**Required action**
Where does the word "search" occur in the data below? Copy each line that holds it.

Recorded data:
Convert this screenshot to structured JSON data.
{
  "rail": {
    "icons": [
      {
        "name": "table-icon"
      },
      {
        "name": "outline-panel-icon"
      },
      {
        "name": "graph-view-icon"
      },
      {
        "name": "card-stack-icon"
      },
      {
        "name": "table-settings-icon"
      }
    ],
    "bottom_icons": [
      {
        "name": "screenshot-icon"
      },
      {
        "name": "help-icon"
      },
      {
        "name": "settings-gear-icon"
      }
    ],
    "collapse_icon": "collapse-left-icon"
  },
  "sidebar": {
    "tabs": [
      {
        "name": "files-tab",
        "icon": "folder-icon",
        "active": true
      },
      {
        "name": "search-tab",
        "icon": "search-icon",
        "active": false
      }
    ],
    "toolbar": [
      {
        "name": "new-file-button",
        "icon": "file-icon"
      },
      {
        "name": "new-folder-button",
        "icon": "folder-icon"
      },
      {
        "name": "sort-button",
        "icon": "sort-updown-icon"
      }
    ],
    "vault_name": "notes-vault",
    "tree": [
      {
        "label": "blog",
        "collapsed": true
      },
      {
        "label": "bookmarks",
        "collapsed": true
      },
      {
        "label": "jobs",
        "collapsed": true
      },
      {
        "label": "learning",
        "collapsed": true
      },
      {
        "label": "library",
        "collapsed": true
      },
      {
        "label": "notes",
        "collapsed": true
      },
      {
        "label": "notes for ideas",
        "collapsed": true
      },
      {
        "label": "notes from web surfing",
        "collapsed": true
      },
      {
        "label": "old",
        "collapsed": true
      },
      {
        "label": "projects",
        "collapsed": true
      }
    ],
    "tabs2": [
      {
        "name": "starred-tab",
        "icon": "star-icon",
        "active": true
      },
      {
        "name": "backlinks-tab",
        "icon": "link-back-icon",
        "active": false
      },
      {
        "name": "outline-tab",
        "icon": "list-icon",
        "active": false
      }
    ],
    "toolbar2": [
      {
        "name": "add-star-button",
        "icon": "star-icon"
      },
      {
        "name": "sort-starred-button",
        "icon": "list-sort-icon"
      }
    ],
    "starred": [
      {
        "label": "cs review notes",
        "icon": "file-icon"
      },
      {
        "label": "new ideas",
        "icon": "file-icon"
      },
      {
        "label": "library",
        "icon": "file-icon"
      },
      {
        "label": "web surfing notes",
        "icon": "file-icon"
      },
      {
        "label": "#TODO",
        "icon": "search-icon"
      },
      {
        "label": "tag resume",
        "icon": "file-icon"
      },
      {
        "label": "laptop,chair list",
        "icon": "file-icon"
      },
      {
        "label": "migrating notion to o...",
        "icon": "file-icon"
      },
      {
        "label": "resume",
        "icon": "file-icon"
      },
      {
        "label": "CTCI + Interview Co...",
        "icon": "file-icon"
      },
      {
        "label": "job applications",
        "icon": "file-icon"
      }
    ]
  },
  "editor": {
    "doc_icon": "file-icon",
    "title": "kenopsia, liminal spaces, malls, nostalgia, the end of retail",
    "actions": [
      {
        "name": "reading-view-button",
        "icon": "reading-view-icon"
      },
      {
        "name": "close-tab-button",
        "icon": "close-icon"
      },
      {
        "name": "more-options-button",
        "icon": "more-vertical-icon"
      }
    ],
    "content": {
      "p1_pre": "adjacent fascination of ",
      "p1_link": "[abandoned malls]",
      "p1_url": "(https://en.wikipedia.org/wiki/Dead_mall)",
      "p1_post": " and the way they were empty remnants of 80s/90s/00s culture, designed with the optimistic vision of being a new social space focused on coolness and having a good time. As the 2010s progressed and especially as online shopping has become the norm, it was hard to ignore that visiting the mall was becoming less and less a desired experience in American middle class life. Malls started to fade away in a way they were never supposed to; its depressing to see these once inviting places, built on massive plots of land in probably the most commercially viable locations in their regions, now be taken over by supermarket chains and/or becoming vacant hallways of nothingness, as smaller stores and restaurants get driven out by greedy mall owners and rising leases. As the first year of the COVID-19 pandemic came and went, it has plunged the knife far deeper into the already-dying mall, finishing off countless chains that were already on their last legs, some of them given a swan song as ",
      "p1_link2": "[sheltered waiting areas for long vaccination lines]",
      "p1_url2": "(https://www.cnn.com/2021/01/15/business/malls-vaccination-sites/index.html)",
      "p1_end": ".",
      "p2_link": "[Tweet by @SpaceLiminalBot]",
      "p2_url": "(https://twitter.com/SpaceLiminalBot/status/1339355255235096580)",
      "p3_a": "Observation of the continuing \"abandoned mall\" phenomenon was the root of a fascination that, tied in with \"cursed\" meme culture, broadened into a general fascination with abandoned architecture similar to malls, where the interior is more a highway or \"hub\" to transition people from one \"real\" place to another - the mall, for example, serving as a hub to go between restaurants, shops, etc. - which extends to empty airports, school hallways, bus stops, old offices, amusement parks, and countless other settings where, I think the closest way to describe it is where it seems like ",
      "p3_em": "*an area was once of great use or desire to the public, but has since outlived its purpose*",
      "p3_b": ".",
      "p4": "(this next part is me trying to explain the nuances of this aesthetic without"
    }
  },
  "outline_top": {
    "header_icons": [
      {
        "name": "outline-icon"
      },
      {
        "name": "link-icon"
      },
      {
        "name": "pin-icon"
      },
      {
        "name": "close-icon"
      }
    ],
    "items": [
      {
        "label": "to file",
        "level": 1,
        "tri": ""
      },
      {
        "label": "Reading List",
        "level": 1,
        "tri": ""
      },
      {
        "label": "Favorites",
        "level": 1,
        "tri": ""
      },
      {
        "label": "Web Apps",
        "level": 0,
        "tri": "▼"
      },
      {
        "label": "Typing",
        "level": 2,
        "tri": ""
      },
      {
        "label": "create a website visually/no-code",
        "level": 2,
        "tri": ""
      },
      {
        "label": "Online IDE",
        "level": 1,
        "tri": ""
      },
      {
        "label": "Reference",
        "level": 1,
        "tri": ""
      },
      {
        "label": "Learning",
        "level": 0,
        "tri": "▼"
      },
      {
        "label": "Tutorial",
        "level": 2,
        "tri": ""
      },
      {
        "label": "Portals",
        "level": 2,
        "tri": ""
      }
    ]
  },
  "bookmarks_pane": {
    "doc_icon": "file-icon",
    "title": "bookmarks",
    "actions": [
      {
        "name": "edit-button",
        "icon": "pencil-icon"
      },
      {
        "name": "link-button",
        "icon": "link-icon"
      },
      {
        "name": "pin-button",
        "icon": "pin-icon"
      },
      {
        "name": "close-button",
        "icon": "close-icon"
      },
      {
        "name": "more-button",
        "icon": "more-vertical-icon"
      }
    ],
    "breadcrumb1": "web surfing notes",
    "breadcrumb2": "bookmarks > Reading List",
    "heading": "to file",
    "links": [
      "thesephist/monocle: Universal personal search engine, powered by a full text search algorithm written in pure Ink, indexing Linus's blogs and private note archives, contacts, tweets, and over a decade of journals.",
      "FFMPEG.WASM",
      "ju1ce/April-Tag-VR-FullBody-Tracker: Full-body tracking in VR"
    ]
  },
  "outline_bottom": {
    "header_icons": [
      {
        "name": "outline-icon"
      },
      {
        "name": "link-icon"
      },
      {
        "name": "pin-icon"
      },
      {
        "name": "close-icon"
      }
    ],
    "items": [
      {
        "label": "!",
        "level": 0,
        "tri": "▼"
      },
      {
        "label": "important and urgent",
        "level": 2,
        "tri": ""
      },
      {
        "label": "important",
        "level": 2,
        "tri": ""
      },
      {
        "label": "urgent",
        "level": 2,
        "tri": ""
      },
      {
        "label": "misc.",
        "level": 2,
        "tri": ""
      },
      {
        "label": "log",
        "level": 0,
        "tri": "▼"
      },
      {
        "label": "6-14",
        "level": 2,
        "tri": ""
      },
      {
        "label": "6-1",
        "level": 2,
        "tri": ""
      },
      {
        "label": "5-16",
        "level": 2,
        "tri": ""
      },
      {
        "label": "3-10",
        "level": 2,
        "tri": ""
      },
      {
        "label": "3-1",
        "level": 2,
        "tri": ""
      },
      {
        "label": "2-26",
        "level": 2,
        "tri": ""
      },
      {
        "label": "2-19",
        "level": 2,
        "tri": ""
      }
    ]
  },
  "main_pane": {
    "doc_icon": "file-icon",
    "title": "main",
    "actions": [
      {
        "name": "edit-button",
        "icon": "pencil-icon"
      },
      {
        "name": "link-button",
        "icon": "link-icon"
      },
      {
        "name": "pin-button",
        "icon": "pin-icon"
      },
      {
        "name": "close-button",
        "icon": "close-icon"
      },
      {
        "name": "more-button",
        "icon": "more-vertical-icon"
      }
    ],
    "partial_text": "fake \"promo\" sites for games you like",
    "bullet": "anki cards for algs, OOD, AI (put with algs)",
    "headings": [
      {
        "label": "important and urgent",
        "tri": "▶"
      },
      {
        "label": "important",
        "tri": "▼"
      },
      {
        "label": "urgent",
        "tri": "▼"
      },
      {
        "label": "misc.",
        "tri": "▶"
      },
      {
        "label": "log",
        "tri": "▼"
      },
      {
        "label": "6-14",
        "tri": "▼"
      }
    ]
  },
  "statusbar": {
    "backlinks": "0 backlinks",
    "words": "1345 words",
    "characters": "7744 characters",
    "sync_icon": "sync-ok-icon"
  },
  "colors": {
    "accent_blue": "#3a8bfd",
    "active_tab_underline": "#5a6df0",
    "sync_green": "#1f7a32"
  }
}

**Solution to this task**
        "name": "search-tab",
        "icon": "search-icon",
        "icon": "search-icon"
      "thesephist/monocle: Universal personal search engine, powered by a full text search algorithm written in pure Ink, indexing Linus's blogs and private note archives, contacts, tweets, and over a decade of journals.",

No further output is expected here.